On the return from Rice Lake I see Joe Kulak putting up light sticks with co-RD Jason Dorgan, and then know for the first time that he dropped at 100k. The turnaround lets me calculate a gap of more than an hour over 3rd place, and each runner after him isn't too far behind. I see fellow Bay Area runner Rick Gaston and tell him I think he's in 6th.
It's clear that Zach Gingerich has also dropped, probably at the first visit to Highway 12.
I would be looking forward to improving trail conditions, except that I'm told that another storm is coming. My mouth utters nastiness. But I remain optimistic. I figure since there was a lot of tree cover during the next 8 miles that I should just go for it. Besides, what else am I going to do?
Lightning in the distance initially seems to be to the right, but as I try to run the open fields to get to the forest, it seems I'm heading right to where the meteorlogical action is. At least a constant stream of runners crosses my path, unlike my pathetically interrupted approach to the storm over by the start/finish at Nordic.
Lightning never seems to strike too close, but perhaps it's because it's soon pouring down so hard that I can't see anything, much less the trail, which quickly becomes an almost continuous stream of water and mud.
I slip several times trying to run, and eventually give up. I can barely see, my feet are partially numb from the constant soak, I'm getting cold, I wish I had a jacket, I probably want my mommy, but she and my dad didn't come this year (fortunately for them).
By the late time the rain lets up a bit, and I leave behind the more technical parts of the stretch, my ITB is sore enough that the only way I can run is to gallop, with my right leg slightly ahead of my left. The best I can do with this is a 13 minute mile per my Garmin. I find that power walking is more sparing of my IT band, and only 2-3 minutes per mile slower. Although I don't really care, I try to calculate the chances that any of the closely spread runners following me have to catching up before the finish, assuming they aren't walking as much.
After the rain stops, I take out my iPod Nano to listen to some tunes again, but it won't work, presumably because water got into it. Oh well, I have to listen to birds and the wind rustling through the trees, and the distant rumbling of thunder.
I say my 4th and final thanks to the volunteers at Bluff (mile 92.8), and also at Tamarack (mile 95.1), where I say bye to Ian Stevens, and wish Mary Gorski luck Badwater. (Good luck again!)
I hobble around the finish, grazing, soaked my legs in a basin filled with cold water (which someone comments is a little ironic) after hosing off the mud from myself, my clothes and my Sportiva Lynx, which held up quite well, then change, and get my finisher's award.
Not far after him is come a pair from Oregon. And they both look really fresh.

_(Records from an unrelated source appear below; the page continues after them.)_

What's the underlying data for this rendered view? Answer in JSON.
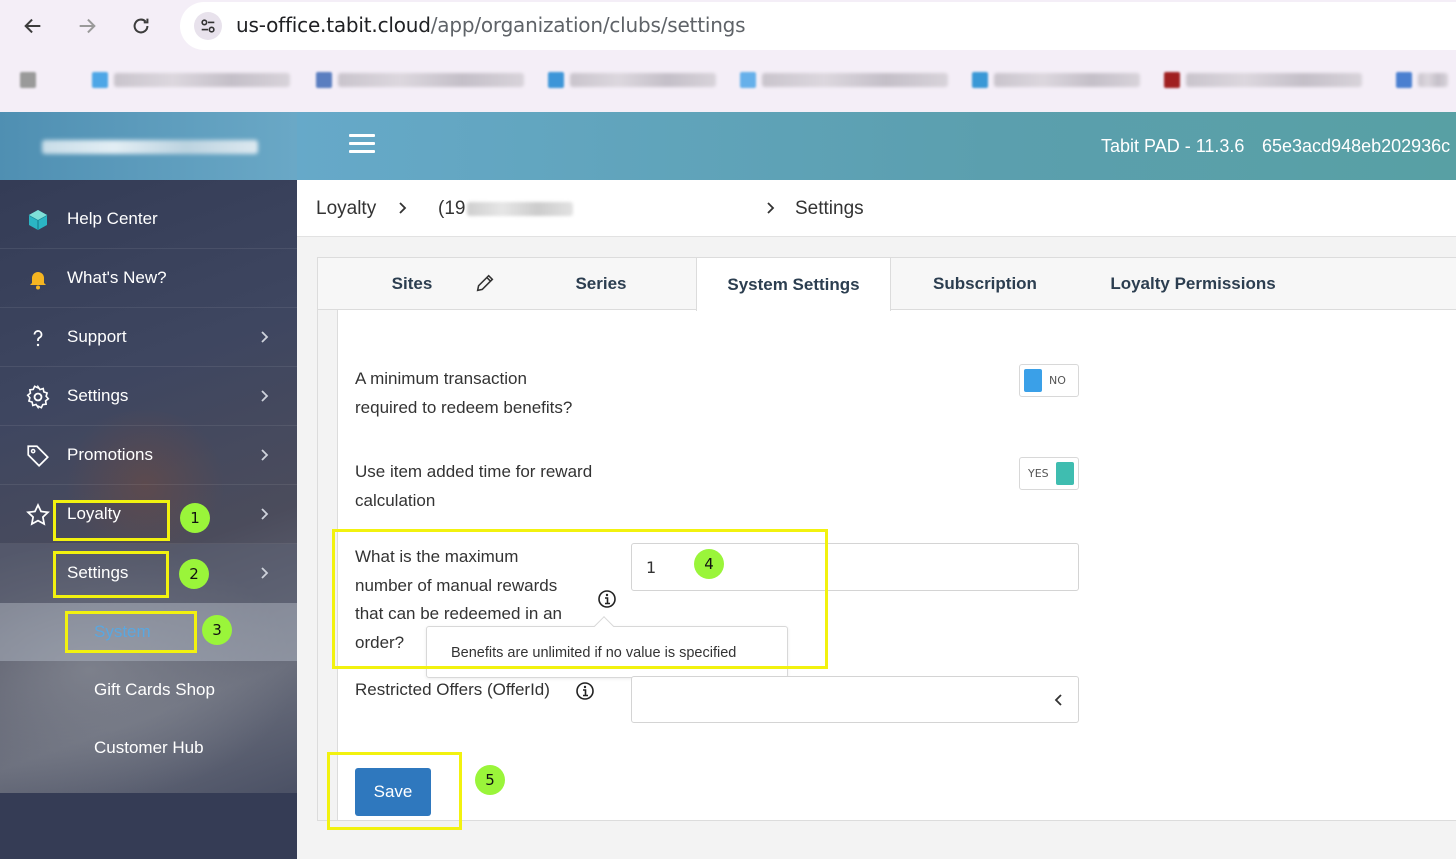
{
  "browser": {
    "url_host": "us-office.tabit.cloud",
    "url_path": "/app/organization/clubs/settings"
  },
  "header": {
    "version": "Tabit PAD - 11.3.6",
    "id": "65e3acd948eb202936c"
  },
  "sidebar": {
    "items": [
      {
        "label": "Help Center",
        "icon": "cube-icon"
      },
      {
        "label": "What's New?",
        "icon": "bell-icon"
      },
      {
        "label": "Support",
        "icon": "question-icon"
      },
      {
        "label": "Settings",
        "icon": "gear-icon"
      },
      {
        "label": "Promotions",
        "icon": "tag-icon"
      },
      {
        "label": "Loyalty",
        "icon": "star-icon"
      }
    ],
    "sub_settings": "Settings",
    "sub_items": [
      "System",
      "Gift Cards Shop",
      "Customer Hub"
    ]
  },
  "breadcrumb": {
    "first": "Loyalty",
    "second": "(19",
    "third": "Settings"
  },
  "tabs": [
    "Sites",
    "Series",
    "System Settings",
    "Subscription",
    "Loyalty Permissions"
  ],
  "fields": {
    "min_transaction": {
      "label_line1": "A minimum transaction",
      "label_line2": "required to redeem benefits?",
      "toggle_text": "NO"
    },
    "item_added_time": {
      "label_line1": "Use item added time for reward",
      "label_line2": "calculation",
      "toggle_text": "YES"
    },
    "max_manual_rewards": {
      "label_line1": "What is the maximum",
      "label_line2": "number of manual rewards",
      "label_line3": "that can be redeemed in an",
      "label_line4": "order?",
      "value": "1",
      "tooltip": "Benefits are unlimited if no value is specified"
    },
    "restricted_offers": {
      "label": "Restricted Offers (OfferId)"
    }
  },
  "save_label": "Save",
  "annotations": [
    "1",
    "2",
    "3",
    "4",
    "5"
  ],
  "colors": {
    "accent_blue": "#2f78be",
    "toggle_no": "#3aa0e8",
    "toggle_yes": "#3fbdb0",
    "highlight": "#f2f20f",
    "badge": "#9af53a"
  }
}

Darla Brader with her big English copper kettle for being the 1st female overall finisher, and Chris Askew, who finished together in 22:04:50.
With a 2 hour drive back in the morning, I decide to get a couple of hours sleep, which despite the tight accomodations, isn't hard.
Please let me know of others to add.